- **Activity**: Copy each line below in which the string "from" occurs.

- **Data for processing**:

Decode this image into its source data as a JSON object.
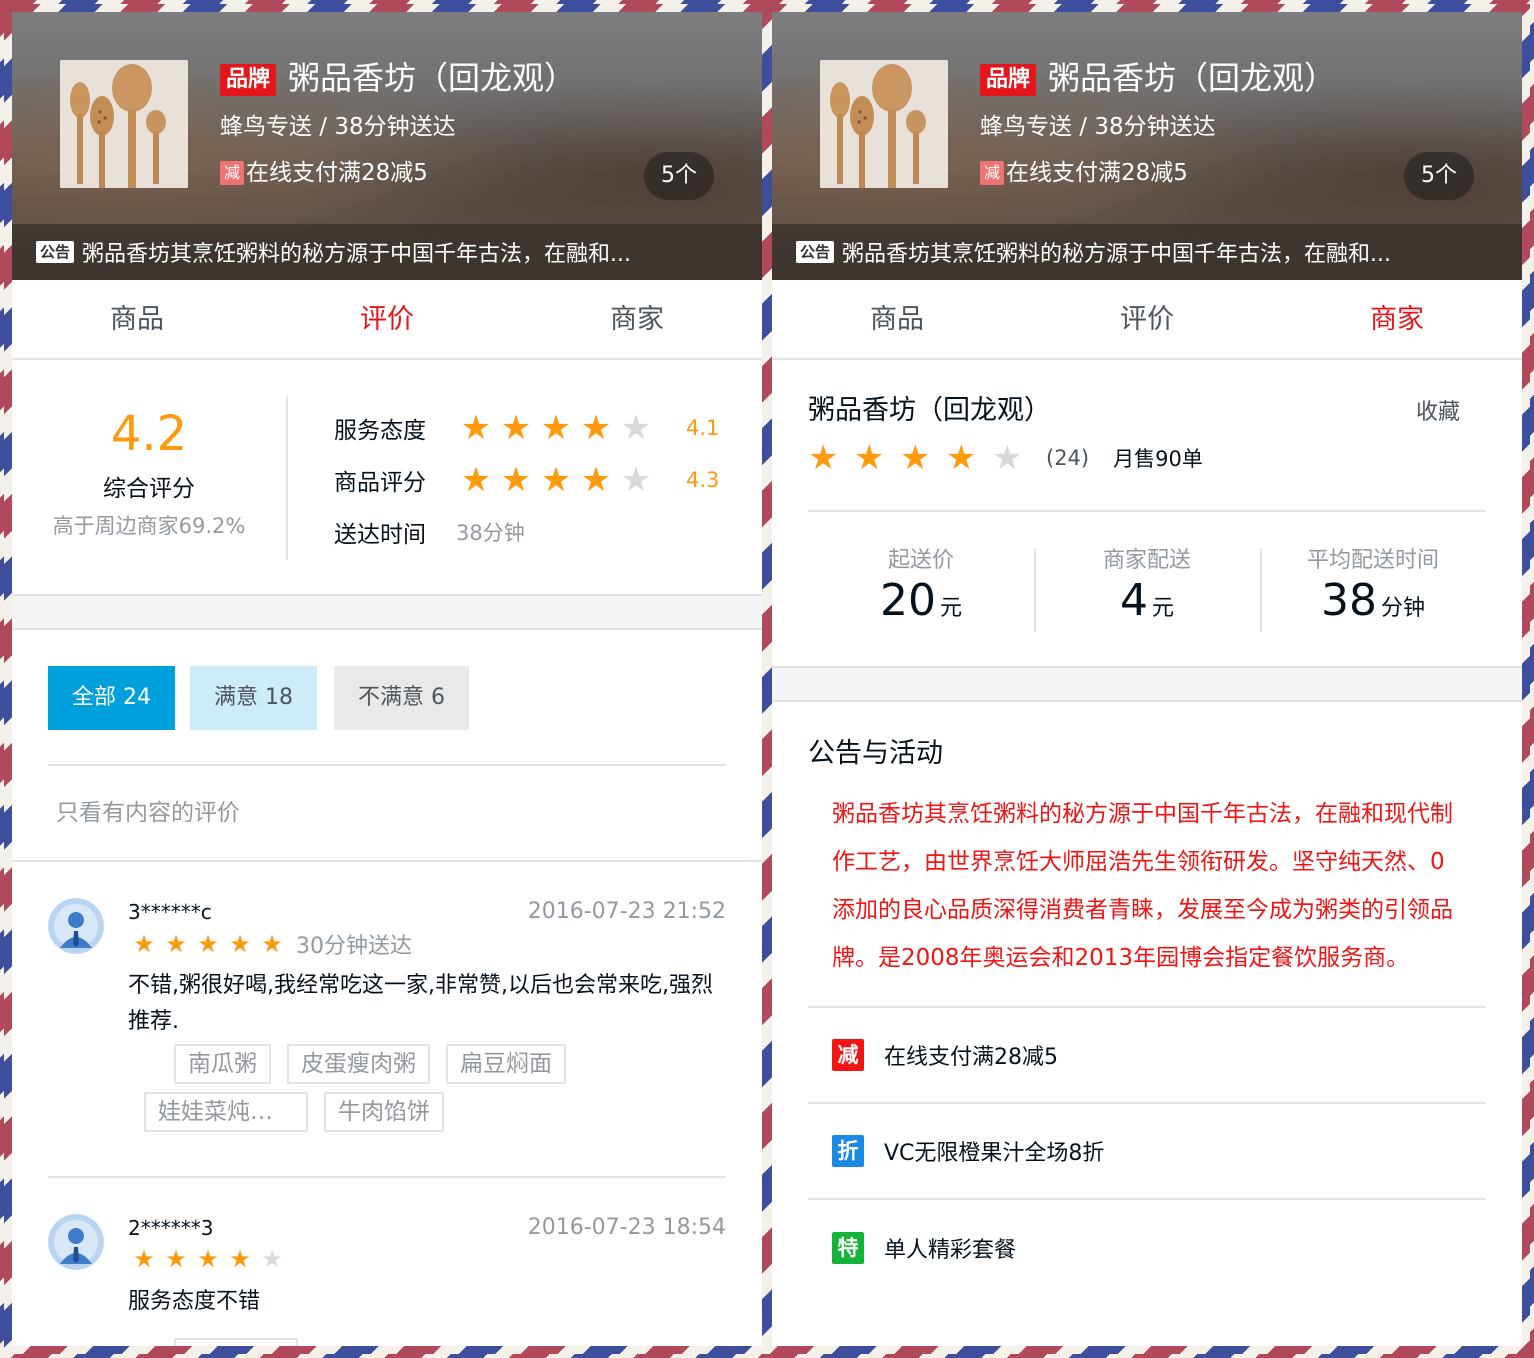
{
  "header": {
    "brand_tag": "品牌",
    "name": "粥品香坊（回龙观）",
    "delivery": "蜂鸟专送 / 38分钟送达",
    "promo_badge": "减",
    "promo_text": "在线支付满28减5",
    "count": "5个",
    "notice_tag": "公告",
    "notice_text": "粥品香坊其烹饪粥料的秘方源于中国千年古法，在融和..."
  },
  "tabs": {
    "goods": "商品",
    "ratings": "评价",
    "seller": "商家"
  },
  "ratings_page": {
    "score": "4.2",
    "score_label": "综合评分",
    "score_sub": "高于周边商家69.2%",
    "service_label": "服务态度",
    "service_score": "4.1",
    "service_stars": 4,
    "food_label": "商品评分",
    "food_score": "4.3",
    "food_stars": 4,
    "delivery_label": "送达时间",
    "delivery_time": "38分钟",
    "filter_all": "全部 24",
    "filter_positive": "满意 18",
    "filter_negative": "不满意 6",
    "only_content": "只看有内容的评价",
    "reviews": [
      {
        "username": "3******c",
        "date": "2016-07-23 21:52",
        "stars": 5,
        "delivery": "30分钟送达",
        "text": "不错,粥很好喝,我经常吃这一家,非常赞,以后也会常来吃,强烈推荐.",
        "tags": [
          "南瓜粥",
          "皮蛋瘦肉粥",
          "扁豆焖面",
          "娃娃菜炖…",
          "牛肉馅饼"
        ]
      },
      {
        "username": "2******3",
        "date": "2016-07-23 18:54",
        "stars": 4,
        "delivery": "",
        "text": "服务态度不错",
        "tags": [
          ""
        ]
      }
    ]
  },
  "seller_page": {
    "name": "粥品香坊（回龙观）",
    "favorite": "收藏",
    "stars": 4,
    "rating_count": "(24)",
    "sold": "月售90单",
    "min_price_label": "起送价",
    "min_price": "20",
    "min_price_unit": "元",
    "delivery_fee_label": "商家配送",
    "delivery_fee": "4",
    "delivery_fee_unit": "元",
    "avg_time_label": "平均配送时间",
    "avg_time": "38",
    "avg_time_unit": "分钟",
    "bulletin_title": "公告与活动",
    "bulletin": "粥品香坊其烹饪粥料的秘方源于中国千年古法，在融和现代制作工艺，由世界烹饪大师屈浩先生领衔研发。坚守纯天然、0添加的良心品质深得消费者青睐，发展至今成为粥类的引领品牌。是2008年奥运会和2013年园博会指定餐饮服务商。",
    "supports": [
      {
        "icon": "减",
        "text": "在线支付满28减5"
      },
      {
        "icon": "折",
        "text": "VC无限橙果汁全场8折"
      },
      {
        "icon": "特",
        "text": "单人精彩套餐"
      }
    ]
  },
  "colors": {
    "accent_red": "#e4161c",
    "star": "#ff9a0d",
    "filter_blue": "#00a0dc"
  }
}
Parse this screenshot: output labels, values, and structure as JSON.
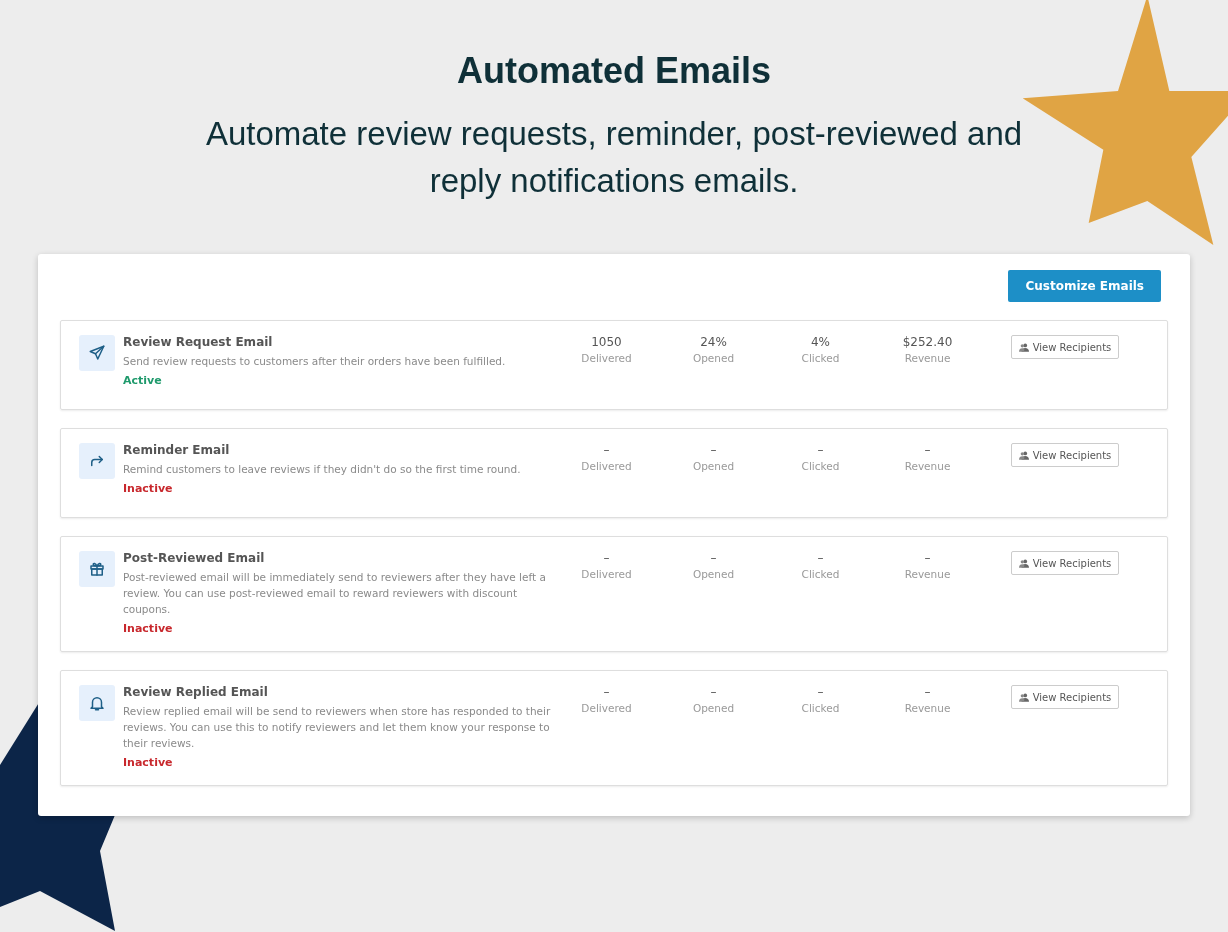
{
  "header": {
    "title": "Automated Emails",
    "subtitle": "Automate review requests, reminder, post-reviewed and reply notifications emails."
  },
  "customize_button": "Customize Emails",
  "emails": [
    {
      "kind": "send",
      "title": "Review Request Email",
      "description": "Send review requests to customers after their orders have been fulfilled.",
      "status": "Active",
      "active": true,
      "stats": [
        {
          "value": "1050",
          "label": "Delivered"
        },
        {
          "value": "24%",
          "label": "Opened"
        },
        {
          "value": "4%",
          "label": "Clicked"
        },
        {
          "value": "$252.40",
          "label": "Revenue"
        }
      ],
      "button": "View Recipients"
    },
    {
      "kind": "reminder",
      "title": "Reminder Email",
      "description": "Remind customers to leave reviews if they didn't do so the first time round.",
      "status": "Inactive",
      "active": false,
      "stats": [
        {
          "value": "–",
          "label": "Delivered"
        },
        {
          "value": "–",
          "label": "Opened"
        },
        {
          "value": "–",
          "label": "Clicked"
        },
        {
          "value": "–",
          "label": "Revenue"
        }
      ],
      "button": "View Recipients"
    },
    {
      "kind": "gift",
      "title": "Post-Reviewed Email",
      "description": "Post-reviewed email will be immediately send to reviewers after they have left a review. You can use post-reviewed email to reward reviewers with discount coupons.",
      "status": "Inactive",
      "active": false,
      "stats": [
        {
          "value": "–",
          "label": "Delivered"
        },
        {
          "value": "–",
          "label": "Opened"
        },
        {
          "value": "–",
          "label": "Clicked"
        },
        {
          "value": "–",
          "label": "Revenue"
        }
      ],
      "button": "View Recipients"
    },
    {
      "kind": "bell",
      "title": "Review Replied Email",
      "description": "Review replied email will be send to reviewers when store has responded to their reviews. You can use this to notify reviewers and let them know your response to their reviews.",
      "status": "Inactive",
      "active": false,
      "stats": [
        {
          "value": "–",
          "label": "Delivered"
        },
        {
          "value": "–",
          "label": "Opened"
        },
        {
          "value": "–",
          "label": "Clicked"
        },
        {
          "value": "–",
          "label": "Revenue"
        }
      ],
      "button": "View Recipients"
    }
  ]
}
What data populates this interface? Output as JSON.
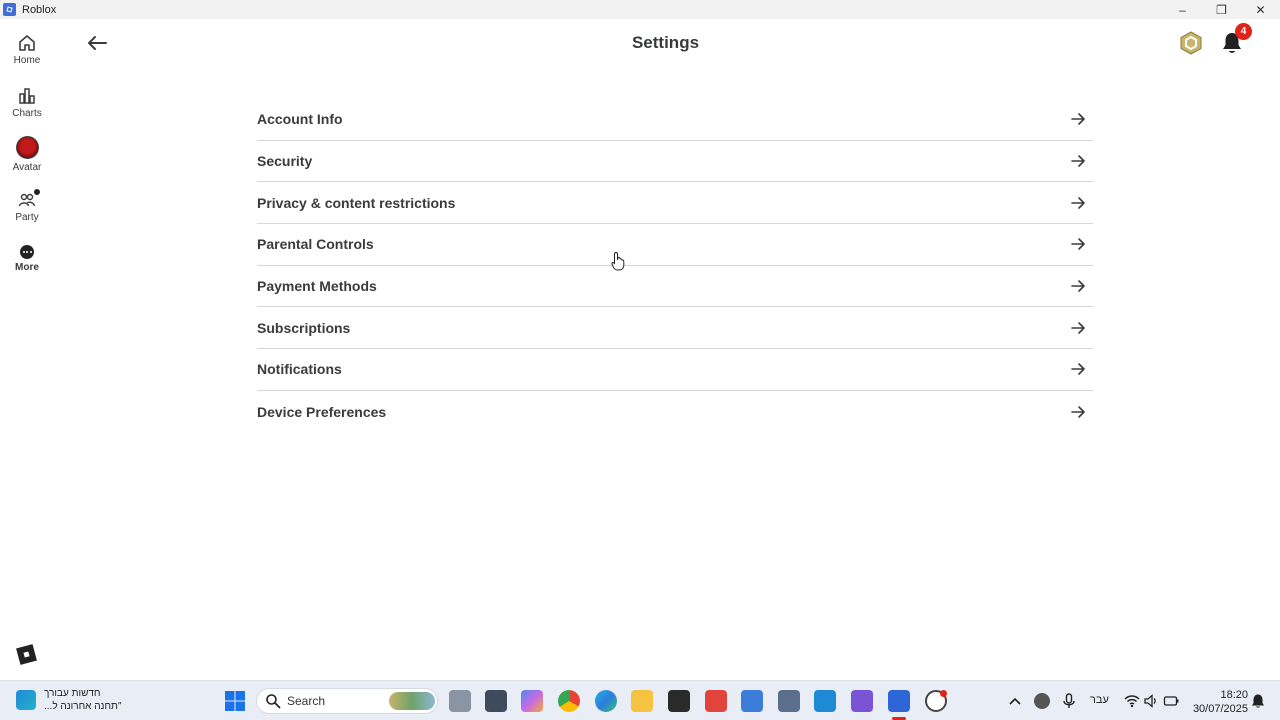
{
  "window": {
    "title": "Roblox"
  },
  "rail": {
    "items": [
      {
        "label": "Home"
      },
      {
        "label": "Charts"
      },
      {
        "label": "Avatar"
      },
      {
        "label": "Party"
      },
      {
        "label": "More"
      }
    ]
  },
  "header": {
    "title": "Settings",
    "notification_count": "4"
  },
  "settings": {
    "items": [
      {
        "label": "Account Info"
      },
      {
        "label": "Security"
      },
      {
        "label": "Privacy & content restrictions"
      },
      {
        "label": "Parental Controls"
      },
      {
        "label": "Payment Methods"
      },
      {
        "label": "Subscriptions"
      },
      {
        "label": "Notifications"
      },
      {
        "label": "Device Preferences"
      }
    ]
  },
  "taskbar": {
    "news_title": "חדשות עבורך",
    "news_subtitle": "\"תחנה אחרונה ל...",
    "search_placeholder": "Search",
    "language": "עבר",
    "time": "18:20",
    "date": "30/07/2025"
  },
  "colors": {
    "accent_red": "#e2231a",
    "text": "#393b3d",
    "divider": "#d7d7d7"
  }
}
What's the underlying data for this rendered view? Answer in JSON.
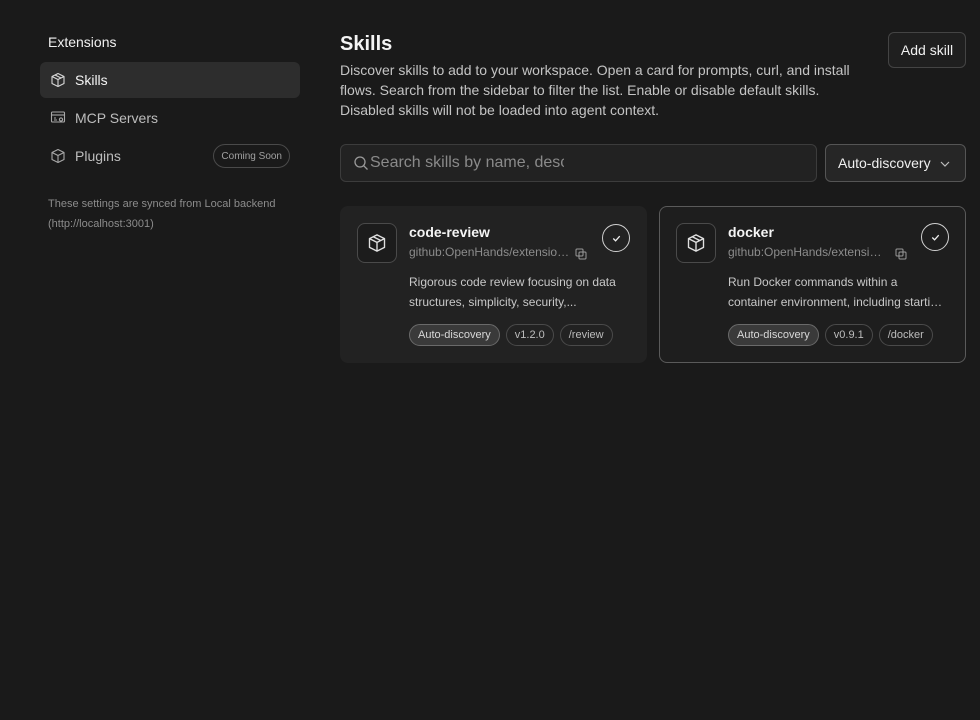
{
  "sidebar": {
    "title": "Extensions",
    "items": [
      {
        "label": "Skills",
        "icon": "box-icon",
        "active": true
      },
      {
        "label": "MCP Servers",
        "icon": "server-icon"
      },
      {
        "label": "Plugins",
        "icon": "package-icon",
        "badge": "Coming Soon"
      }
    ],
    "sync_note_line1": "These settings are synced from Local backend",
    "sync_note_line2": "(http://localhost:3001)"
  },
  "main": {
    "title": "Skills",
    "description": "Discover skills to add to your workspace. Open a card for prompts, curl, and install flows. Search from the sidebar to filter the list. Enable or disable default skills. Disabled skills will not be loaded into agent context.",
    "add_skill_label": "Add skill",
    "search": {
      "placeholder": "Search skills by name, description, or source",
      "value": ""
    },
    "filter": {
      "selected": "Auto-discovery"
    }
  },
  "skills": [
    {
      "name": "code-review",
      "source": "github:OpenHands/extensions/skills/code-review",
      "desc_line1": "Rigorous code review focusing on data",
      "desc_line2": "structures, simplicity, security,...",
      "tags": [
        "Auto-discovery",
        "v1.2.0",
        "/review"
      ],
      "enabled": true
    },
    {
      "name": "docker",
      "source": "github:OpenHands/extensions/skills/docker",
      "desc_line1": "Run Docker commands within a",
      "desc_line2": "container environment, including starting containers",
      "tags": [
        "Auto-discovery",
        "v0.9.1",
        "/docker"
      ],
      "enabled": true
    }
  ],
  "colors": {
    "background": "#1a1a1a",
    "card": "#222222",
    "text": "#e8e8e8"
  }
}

- **Solution to this task**:
    "sync_note_line1": "These settings are synced from Local backend",
    "description": "Discover skills to add to your workspace. Open a card for prompts, curl, and install flows. Search from the sidebar to filter the list. Enable or disable default skills. Disabled skills will not be loaded into agent context.",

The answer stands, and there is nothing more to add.